Yelü was a member of the Liao royal family - a dynasty of Khitan tribes that had ruled areas of Inner Mongolia, Outer Mongolia, and Manchuria since the tenth century. The original Liao dynasty was displaced by the Jurchen, a Tungus people native to Manchuria. Yelü led roughly 100,000 of his fellow Khitan in an exodus from Jurchen rule westward to Turkestan. Yelü and his followers arrived in 1124 at the Uyghur capital of Beshbaliq. The Uyghurs - traditional vassals to the Khitans - submitted to Yelü and the army of refugees he led. Yelü, after amassing an army of Uyghurs, Tibetans, Qarluks, and others, fought a series of aggressive wars against his neighbors from his new kingdom and soon seized control of Dzungaria.
Yelü was treated amicably by the Western Xia Dynasty and the Buddhist Kharakojas, but after being rebuffed by the Kara-Khanid Khanate at Gulja and Kashgar, Yelü subjugated the Kara-Khanids and incorporated their lands, Kashgar, Khotan, and Ferghana to his growing kingdom in 1137. Now on the borders of Persia, he made war against the Seljuk Turks and conquered Sogdia, Bactria, Khwarazm, and Samarkand by 1141. The Seljuk state then collapsed into internal rebellion.
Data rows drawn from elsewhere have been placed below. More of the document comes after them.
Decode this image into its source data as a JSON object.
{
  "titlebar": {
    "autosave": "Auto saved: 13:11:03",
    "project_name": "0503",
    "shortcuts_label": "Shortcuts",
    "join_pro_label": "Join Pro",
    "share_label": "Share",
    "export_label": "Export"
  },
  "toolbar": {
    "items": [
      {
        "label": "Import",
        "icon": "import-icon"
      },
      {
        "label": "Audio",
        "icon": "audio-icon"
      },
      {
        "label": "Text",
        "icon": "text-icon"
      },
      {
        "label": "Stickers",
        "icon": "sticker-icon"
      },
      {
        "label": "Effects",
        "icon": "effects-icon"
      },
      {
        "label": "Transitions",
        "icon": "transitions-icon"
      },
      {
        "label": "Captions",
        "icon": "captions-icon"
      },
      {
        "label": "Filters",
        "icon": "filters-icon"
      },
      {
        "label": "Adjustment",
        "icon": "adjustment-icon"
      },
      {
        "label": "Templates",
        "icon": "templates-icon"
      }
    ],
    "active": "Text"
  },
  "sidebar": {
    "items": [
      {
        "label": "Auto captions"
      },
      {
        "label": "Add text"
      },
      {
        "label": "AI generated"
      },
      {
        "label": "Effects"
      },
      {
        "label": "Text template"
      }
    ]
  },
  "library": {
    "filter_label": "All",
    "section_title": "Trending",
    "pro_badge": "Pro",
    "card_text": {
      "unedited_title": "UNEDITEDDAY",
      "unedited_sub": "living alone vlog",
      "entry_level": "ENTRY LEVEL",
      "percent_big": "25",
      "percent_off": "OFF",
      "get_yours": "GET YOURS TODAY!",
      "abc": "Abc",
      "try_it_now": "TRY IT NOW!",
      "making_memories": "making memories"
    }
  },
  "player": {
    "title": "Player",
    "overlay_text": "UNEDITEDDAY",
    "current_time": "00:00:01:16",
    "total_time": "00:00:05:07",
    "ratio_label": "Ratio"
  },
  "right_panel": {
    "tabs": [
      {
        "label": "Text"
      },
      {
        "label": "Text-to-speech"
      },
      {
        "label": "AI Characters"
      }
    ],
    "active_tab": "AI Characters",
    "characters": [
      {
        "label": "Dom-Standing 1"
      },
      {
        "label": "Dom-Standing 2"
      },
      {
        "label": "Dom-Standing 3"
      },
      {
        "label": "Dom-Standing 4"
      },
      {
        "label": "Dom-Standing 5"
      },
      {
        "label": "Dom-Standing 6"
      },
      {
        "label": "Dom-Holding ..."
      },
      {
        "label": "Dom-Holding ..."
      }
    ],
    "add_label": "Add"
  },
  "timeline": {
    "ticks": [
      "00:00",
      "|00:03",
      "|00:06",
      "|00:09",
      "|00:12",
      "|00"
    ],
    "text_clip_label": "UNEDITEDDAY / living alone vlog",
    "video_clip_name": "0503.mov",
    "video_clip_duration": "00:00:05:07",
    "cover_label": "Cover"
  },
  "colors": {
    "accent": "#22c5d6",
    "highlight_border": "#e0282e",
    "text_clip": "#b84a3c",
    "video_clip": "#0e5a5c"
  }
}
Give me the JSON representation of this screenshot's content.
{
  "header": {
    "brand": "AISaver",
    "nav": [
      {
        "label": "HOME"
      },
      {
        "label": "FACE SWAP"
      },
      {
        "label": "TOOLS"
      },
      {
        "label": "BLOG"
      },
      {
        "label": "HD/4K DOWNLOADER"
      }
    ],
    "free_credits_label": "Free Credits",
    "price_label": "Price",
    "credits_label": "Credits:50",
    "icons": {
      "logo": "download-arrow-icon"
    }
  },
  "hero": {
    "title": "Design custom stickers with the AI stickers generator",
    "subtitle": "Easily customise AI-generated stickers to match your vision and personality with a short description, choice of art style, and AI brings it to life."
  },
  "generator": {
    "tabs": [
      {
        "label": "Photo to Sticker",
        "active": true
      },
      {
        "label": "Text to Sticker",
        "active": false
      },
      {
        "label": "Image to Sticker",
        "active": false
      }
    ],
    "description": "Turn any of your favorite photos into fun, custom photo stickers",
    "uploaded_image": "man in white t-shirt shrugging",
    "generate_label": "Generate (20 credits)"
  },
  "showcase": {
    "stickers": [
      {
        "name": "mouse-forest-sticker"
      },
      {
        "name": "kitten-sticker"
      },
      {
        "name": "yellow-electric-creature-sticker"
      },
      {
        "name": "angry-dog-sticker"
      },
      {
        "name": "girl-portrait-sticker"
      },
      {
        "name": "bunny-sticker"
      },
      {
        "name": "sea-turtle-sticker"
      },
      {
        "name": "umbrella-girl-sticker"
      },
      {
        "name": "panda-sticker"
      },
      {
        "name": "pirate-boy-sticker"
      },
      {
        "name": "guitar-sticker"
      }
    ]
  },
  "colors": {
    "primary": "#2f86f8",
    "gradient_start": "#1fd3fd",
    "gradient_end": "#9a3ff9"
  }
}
His wars against the Muslim Turks in Central Asia, particularly his victory at Samarkand, and his amicable relations with Nestorian Christianity, which flourished in the Kara-Khitan Khanate, led to his association with the legend of Prester John, a Christian king in the east who was "destined" to vanquish Islam. Bishop Otto of Freising first chronicled the story in 1145.